PANAFTOSA works directly with veterinary services in countries. How do you coordinate your work with human health authorities?
Coordination between animal and public health officials on avian influenza is crucial. Alongside the Infectious Threat Management Unit in PAHO's Health Emergencies Department, we promote intersectoral work at the human-animal interface through regional recommendations and the provision of technical assistance to countries.
What is the risk of human-to-human transmission of avian influenza?
Whenever avian influenza viruses circulate in poultry, wild birds or mammals, there is a risk of sporadic human infection and small clusters of cases through exposure to infected animals or contaminated environments. So far, human cases of avian influenza associated with this A(H5N1) are isolated. Three A(H5N1) human infections have been reported so far in the Region: in the United States (April 2022), Ecuador (January 2023) and Chile (March 2023). Human-to-human transmission was not identified in any of these cases. However, it is essential to maintain and strengthen surveillance, as we cannot ignore the risk of a potential pandemic arising from an avian influenza virus.
What does PANAFTOSA recommend to countries to prevent or control outbreaks of avian influenza in animals?
Countries need to have a thorough, updated contingency plan for outbreaks. Specific recommendations for these plans can be obtained from organizations such as FAO and WOAH. Teams involved in surveillance and response to animal influenza must be trained to implement these plans in case of emergency and should be provided with the necessary resources to do this. It is also key that poultry producers reinforce biosecurity in their facilities, preventing contact between domestic poultry and wild birds, including through water and feed. Farmers also play a key role in the early detection of the disease and need to be able to recognize and report it to the veterinary authorities so that avian influenza can be ruled out or confirmed and appropriate action taken. Early detection facilitates a timely response, thus helping to reduce the spread of the virus. Individuals or families keeping birds for personal consumption should also be well informed on how to recognize an infected bird, what measures to take, and how to protect themselves adequately.
What can be done to prevent and reduce the risk of people becoming infected?
Controlling avian influenza in birds is one way to mitigate the risk of transmission to humans. Any worker handling wild or domestic birds should have adequate biosecurity and biosafety knowledge . We recommend that veterinary authorities work in partnership with the public health sector to train all those involved in poultry production, as well as those working with wildlife. In addition to knowing the protocols, workers should also have appropriate protective equipment for handling birds, including specific protective clothing designated for these tasks, as well as gloves and a mask. If a person comes across a dead, dying or sick wild or domestic bird, they should avoid touching or handling it and report it to the official veterinary services immediately.
What is PAHO doing?
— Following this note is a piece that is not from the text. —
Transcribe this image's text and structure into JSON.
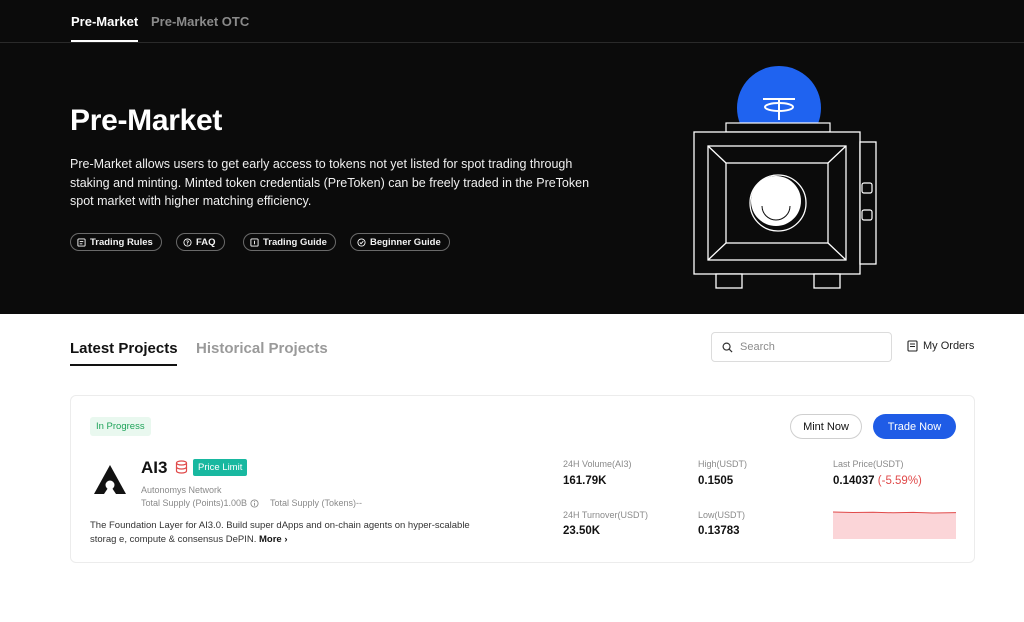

PAHO works with countries in the region and other agencies to strengthen avian influenza virus surveillance in birds and humans, and provides technical assistance for the timely detection, treatment and investigation of avian influenza A(H5N1) virus infection in humans. The organization also works to strengthen laboratory capacity in national veterinary and public health services so that they have the diagnostic capability to identify the presence of the avian influenza virus and detect changes in its genetic make-up.